England 301 (Burns 81, Root 71, Hazlewood 4-57) and 18 for 2 need another 365 runs to beat Australia 497 for 8 dec (Smith 211, Broad 3-97) and 186 for 6 dec (Smith 82)
Manchester: England's hopes of saving the Ashes faded with the loss of two late wickets on the fourth day of the fourth Test against Australia at Old Trafford.
Faced with the prospect of having to bat for 30 minutes on Saturday evening and another 98 overs on Sunday, the home side saw Rory Burns and Joe Root depart to successive Pat Cummins deliveries.
From the third ball of the innings, Burns got a leading edge to mid-off, while Root was bowled by a wonderful delivery that trimmed the off bail.
Somehow, Joe Denly and Jason Roy got through the next six overs as England closed on 18-2.
England earlier had a revival thwarted by yet more runs from Steve Smith.
When the tourists were reduced to 44-4, with Stuart Broad and Jofra Archer tearing in, their lead was 240, only for Smith to add 82 to his first-innings 211.
It allowed Australia to declare on 186-6 and set England 383 to win or, more realistically, bat out the remainder of the match.
If they fail, holders Australia will be 2-1 up with only one Test remaining and assured of taking the urn back down under for the first time since 2001.
England have not batted through the final day of a Test to earn a draw for more than six years, but the pitch remains placid, even if there has been the occasional sign of low bounce.
Broad has been magnificent throughout the series and has turned Warner into a walking wicket. Here, it took six balls for Broad to pin the left-hander lbw for his third successive duck, the sixth time he has dismissed him in eight innings.
England were bowling a fuller length than in the first innings. Broad trapped Marcus Harris leg before and the improved Archer, his pace above 90mph, made Marnus Labuschagne the third lbw of the innings before uprooting Travis Head's middle stump.
It was electrifying bowling, matched by the atmosphere, with Smith also troubled by Broad in particular.
But Craig Overton and Jack Leach could not continue the pressure and Smith took back control in a fourth-wicket stand of 105 with Matthew Wade.

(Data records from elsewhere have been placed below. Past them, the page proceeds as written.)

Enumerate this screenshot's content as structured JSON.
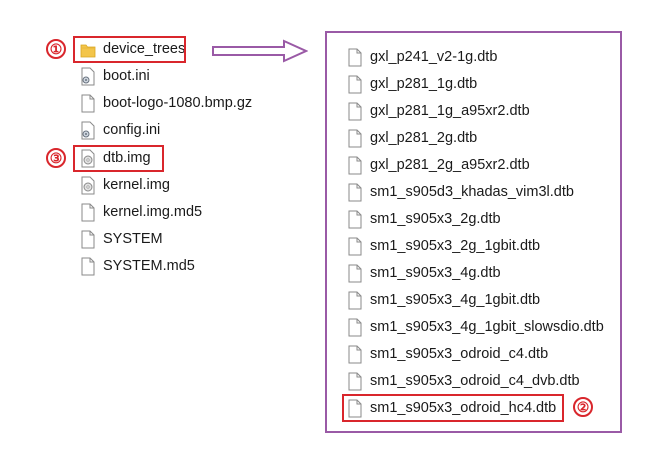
{
  "left_list": {
    "items": [
      {
        "label": "device_trees",
        "icon": "folder-icon"
      },
      {
        "label": "boot.ini",
        "icon": "settings-file-icon"
      },
      {
        "label": "boot-logo-1080.bmp.gz",
        "icon": "file-icon"
      },
      {
        "label": "config.ini",
        "icon": "settings-file-icon"
      },
      {
        "label": "dtb.img",
        "icon": "disc-image-icon"
      },
      {
        "label": "kernel.img",
        "icon": "disc-image-icon"
      },
      {
        "label": "kernel.img.md5",
        "icon": "file-icon"
      },
      {
        "label": "SYSTEM",
        "icon": "file-icon"
      },
      {
        "label": "SYSTEM.md5",
        "icon": "file-icon"
      }
    ]
  },
  "right_list": {
    "items": [
      {
        "label": "gxl_p241_v2-1g.dtb",
        "icon": "file-icon"
      },
      {
        "label": "gxl_p281_1g.dtb",
        "icon": "file-icon"
      },
      {
        "label": "gxl_p281_1g_a95xr2.dtb",
        "icon": "file-icon"
      },
      {
        "label": "gxl_p281_2g.dtb",
        "icon": "file-icon"
      },
      {
        "label": "gxl_p281_2g_a95xr2.dtb",
        "icon": "file-icon"
      },
      {
        "label": "sm1_s905d3_khadas_vim3l.dtb",
        "icon": "file-icon"
      },
      {
        "label": "sm1_s905x3_2g.dtb",
        "icon": "file-icon"
      },
      {
        "label": "sm1_s905x3_2g_1gbit.dtb",
        "icon": "file-icon"
      },
      {
        "label": "sm1_s905x3_4g.dtb",
        "icon": "file-icon"
      },
      {
        "label": "sm1_s905x3_4g_1gbit.dtb",
        "icon": "file-icon"
      },
      {
        "label": "sm1_s905x3_4g_1gbit_slowsdio.dtb",
        "icon": "file-icon"
      },
      {
        "label": "sm1_s905x3_odroid_c4.dtb",
        "icon": "file-icon"
      },
      {
        "label": "sm1_s905x3_odroid_c4_dvb.dtb",
        "icon": "file-icon"
      },
      {
        "label": "sm1_s905x3_odroid_hc4.dtb",
        "icon": "file-icon"
      }
    ]
  },
  "markers": {
    "one": "①",
    "two": "②",
    "three": "③"
  },
  "colors": {
    "highlight": "#d9262c",
    "panel_border": "#9a5aa6",
    "folder": "#f3c54a"
  }
}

As Smith passed 50, there were times when he seemed to be poking fun at England, playing incredible strokes to hit the ball wherever he pleased.

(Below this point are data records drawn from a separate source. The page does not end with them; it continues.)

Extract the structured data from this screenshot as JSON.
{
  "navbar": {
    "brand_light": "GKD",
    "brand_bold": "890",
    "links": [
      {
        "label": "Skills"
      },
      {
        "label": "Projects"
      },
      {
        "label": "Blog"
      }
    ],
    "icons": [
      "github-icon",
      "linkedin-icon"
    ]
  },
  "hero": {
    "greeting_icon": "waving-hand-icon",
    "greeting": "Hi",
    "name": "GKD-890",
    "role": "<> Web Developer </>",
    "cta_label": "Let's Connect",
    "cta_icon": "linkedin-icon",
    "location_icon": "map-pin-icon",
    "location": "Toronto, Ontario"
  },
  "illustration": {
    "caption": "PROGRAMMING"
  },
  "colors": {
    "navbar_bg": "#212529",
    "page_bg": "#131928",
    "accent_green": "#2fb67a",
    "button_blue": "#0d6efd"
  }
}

Only in the push for the declaration did he loft Leach to long-off and Australia called time 37 runs later.